■ Task details ■
Nothing in the entries below may be altered; print them as they stand.
** Opening Records to process block **
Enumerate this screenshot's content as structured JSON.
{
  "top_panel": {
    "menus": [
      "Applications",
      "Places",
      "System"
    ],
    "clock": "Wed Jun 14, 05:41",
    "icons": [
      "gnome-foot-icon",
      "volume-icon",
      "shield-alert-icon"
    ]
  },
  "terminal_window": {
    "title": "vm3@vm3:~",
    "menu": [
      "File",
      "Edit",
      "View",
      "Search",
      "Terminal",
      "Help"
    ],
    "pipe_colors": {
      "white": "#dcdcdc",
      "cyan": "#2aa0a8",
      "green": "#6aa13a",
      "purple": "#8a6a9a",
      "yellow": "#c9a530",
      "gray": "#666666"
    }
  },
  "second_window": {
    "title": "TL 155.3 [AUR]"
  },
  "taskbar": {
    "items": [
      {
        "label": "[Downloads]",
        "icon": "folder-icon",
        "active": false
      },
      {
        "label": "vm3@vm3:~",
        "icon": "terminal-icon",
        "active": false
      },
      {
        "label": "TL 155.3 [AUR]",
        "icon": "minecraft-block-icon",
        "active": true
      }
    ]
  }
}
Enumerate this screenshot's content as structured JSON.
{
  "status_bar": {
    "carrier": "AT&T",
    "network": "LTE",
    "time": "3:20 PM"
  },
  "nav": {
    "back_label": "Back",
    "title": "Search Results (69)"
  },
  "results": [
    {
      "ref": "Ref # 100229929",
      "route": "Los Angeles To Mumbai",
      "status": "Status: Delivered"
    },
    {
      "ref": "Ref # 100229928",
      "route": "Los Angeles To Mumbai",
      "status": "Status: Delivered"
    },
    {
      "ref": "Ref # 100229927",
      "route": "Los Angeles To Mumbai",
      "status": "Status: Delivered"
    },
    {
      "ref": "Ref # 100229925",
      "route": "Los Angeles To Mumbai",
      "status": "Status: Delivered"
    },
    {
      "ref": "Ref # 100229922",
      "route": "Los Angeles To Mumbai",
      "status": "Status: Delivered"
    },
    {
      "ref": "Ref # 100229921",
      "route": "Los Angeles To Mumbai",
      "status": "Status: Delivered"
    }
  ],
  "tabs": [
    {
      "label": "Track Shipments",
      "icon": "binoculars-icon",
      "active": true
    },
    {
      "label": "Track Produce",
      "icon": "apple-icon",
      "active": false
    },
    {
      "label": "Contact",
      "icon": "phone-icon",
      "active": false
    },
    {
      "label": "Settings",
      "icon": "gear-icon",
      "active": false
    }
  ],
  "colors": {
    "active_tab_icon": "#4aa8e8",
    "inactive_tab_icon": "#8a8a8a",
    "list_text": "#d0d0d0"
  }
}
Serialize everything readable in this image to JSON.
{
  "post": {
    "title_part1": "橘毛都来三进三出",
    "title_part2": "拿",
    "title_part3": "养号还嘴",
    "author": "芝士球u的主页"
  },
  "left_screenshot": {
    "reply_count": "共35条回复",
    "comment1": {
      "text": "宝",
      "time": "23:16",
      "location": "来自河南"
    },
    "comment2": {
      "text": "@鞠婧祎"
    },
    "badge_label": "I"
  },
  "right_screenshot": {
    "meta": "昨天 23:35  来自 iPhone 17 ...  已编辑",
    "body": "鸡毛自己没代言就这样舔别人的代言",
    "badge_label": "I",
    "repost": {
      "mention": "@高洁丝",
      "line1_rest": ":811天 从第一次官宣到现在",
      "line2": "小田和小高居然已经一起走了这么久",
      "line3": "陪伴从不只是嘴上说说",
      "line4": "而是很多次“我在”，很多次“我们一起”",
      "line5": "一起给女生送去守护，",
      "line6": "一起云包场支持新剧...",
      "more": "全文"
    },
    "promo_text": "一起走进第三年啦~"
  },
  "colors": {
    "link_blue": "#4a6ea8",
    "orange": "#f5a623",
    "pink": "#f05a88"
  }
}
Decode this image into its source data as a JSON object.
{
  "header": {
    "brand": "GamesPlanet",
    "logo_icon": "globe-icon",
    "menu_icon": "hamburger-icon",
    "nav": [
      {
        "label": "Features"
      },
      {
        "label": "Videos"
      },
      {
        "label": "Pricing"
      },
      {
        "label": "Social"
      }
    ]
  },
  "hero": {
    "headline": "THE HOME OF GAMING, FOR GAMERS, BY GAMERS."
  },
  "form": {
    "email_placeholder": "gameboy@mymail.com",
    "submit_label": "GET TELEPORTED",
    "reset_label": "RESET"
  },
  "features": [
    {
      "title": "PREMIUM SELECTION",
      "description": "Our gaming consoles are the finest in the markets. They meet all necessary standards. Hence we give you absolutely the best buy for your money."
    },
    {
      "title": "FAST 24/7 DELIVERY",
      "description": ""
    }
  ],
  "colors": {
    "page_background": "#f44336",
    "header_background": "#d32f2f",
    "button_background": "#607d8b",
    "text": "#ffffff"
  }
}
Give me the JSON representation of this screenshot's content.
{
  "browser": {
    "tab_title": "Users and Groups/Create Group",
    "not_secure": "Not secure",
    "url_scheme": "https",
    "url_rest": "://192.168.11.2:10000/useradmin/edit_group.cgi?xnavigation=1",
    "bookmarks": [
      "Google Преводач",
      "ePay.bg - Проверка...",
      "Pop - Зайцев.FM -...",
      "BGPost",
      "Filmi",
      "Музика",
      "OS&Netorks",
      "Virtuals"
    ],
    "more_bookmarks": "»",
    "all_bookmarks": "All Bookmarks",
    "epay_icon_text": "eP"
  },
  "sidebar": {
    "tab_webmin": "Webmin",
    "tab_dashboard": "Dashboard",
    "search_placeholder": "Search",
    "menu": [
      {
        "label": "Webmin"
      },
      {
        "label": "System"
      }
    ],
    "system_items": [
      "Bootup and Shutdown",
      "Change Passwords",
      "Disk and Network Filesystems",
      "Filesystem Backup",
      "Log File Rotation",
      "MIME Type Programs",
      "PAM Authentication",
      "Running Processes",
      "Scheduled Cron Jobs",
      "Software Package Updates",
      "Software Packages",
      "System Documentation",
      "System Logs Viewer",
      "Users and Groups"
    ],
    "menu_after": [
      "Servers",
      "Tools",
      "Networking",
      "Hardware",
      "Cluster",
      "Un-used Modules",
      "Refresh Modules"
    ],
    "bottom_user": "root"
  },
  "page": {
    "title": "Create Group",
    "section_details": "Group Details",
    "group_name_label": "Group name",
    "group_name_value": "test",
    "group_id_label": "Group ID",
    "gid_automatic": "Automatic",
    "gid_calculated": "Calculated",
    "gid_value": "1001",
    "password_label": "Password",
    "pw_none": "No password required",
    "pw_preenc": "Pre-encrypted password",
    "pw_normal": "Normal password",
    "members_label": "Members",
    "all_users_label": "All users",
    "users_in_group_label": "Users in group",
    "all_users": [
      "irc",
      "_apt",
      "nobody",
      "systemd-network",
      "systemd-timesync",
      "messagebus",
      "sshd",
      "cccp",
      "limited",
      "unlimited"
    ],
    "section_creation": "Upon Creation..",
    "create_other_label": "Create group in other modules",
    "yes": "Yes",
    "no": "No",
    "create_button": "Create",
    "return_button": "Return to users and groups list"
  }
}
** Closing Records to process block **
■ Expected answer ■
Enumerate this screenshot's content as structured JSON.
{
  "top_panel": {
    "menus": [
      "Applications",
      "Places",
      "System"
    ],
    "clock": "Wed Jun 14, 05:41",
    "icons": [
      "gnome-foot-icon",
      "volume-icon",
      "shield-alert-icon"
    ]
  },
  "terminal_window": {
    "title": "vm3@vm3:~",
    "menu": [
      "File",
      "Edit",
      "View",
      "Search",
      "Terminal",
      "Help"
    ],
    "pipe_colors": {
      "white": "#dcdcdc",
      "cyan": "#2aa0a8",
      "green": "#6aa13a",
      "purple": "#8a6a9a",
      "yellow": "#c9a530",
      "gray": "#666666"
    }
  },
  "second_window": {
    "title": "TL 155.3 [AUR]"
  },
  "taskbar": {
    "items": [
      {
        "label": "[Downloads]",
        "icon": "folder-icon",
        "active": false
      },
      {
        "label": "vm3@vm3:~",
        "icon": "terminal-icon",
        "active": false
      },
      {
        "label": "TL 155.3 [AUR]",
        "icon": "minecraft-block-icon",
        "active": true
      }
    ]
  }
}
Enumerate this screenshot's content as structured JSON.
{
  "status_bar": {
    "carrier": "AT&T",
    "network": "LTE",
    "time": "3:20 PM"
  },
  "nav": {
    "back_label": "Back",
    "title": "Search Results (69)"
  },
  "results": [
    {
      "ref": "Ref # 100229929",
      "route": "Los Angeles To Mumbai",
      "status": "Status: Delivered"
    },
    {
      "ref": "Ref # 100229928",
      "route": "Los Angeles To Mumbai",
      "status": "Status: Delivered"
    },
    {
      "ref": "Ref # 100229927",
      "route": "Los Angeles To Mumbai",
      "status": "Status: Delivered"
    },
    {
      "ref": "Ref # 100229925",
      "route": "Los Angeles To Mumbai",
      "status": "Status: Delivered"
    },
    {
      "ref": "Ref # 100229922",
      "route": "Los Angeles To Mumbai",
      "status": "Status: Delivered"
    },
    {
      "ref": "Ref # 100229921",
      "route": "Los Angeles To Mumbai",
      "status": "Status: Delivered"
    }
  ],
  "tabs": [
    {
      "label": "Track Shipments",
      "icon": "binoculars-icon",
      "active": true
    },
    {
      "label": "Track Produce",
      "icon": "apple-icon",
      "active": false
    },
    {
      "label": "Contact",
      "icon": "phone-icon",
      "active": false
    },
    {
      "label": "Settings",
      "icon": "gear-icon",
      "active": false
    }
  ],
  "colors": {
    "active_tab_icon": "#4aa8e8",
    "inactive_tab_icon": "#8a8a8a",
    "list_text": "#d0d0d0"
  }
}
Serialize everything readable in this image to JSON.
{
  "post": {
    "title_part1": "橘毛都来三进三出",
    "title_part2": "拿",
    "title_part3": "养号还嘴",
    "author": "芝士球u的主页"
  },
  "left_screenshot": {
    "reply_count": "共35条回复",
    "comment1": {
      "text": "宝",
      "time": "23:16",
      "location": "来自河南"
    },
    "comment2": {
      "text": "@鞠婧祎"
    },
    "badge_label": "I"
  },
  "right_screenshot": {
    "meta": "昨天 23:35  来自 iPhone 17 ...  已编辑",
    "body": "鸡毛自己没代言就这样舔别人的代言",
    "badge_label": "I",
    "repost": {
      "mention": "@高洁丝",
      "line1_rest": ":811天 从第一次官宣到现在",
      "line2": "小田和小高居然已经一起走了这么久",
      "line3": "陪伴从不只是嘴上说说",
      "line4": "而是很多次“我在”，很多次“我们一起”",
      "line5": "一起给女生送去守护，",
      "line6": "一起云包场支持新剧...",
      "more": "全文"
    },
    "promo_text": "一起走进第三年啦~"
  },
  "colors": {
    "link_blue": "#4a6ea8",
    "orange": "#f5a623",
    "pink": "#f05a88"
  }
}
Decode this image into its source data as a JSON object.
{
  "header": {
    "brand": "GamesPlanet",
    "logo_icon": "globe-icon",
    "menu_icon": "hamburger-icon",
    "nav": [
      {
        "label": "Features"
      },
      {
        "label": "Videos"
      },
      {
        "label": "Pricing"
      },
      {
        "label": "Social"
      }
    ]
  },
  "hero": {
    "headline": "THE HOME OF GAMING, FOR GAMERS, BY GAMERS."
  },
  "form": {
    "email_placeholder": "gameboy@mymail.com",
    "submit_label": "GET TELEPORTED",
    "reset_label": "RESET"
  },
  "features": [
    {
      "title": "PREMIUM SELECTION",
      "description": "Our gaming consoles are the finest in the markets. They meet all necessary standards. Hence we give you absolutely the best buy for your money."
    },
    {
      "title": "FAST 24/7 DELIVERY",
      "description": ""
    }
  ],
  "colors": {
    "page_background": "#f44336",
    "header_background": "#d32f2f",
    "button_background": "#607d8b",
    "text": "#ffffff"
  }
}
Give me the JSON representation of this screenshot's content.
{
  "browser": {
    "tab_title": "Users and Groups/Create Group",
    "not_secure": "Not secure",
    "url_scheme": "https",
    "url_rest": "://192.168.11.2:10000/useradmin/edit_group.cgi?xnavigation=1",
    "bookmarks": [
      "Google Преводач",
      "ePay.bg - Проверка...",
      "Pop - Зайцев.FM -...",
      "BGPost",
      "Filmi",
      "Музика",
      "OS&Netorks",
      "Virtuals"
    ],
    "more_bookmarks": "»",
    "all_bookmarks": "All Bookmarks",
    "epay_icon_text": "eP"
  },
  "sidebar": {
    "tab_webmin": "Webmin",
    "tab_dashboard": "Dashboard",
    "search_placeholder": "Search",
    "menu": [
      {
        "label": "Webmin"
      },
      {
        "label": "System"
      }
    ],
    "system_items": [
      "Bootup and Shutdown",
      "Change Passwords",
      "Disk and Network Filesystems",
      "Filesystem Backup",
      "Log File Rotation",
      "MIME Type Programs",
      "PAM Authentication",
      "Running Processes",
      "Scheduled Cron Jobs",
      "Software Package Updates",
      "Software Packages",
      "System Documentation",
      "System Logs Viewer",
      "Users and Groups"
    ],
    "menu_after": [
      "Servers",
      "Tools",
      "Networking",
      "Hardware",
      "Cluster",
      "Un-used Modules",
      "Refresh Modules"
    ],
    "bottom_user": "root"
  },
  "page": {
    "title": "Create Group",
    "section_details": "Group Details",
    "group_name_label": "Group name",
    "group_name_value": "test",
    "group_id_label": "Group ID",
    "gid_automatic": "Automatic",
    "gid_calculated": "Calculated",
    "gid_value": "1001",
    "password_label": "Password",
    "pw_none": "No password required",
    "pw_preenc": "Pre-encrypted password",
    "pw_normal": "Normal password",
    "members_label": "Members",
    "all_users_label": "All users",
    "users_in_group_label": "Users in group",
    "all_users": [
      "irc",
      "_apt",
      "nobody",
      "systemd-network",
      "systemd-timesync",
      "messagebus",
      "sshd",
      "cccp",
      "limited",
      "unlimited"
    ],
    "section_creation": "Upon Creation..",
    "create_other_label": "Create group in other modules",
    "yes": "Yes",
    "no": "No",
    "create_button": "Create",
    "return_button": "Return to users and groups list"
  }
}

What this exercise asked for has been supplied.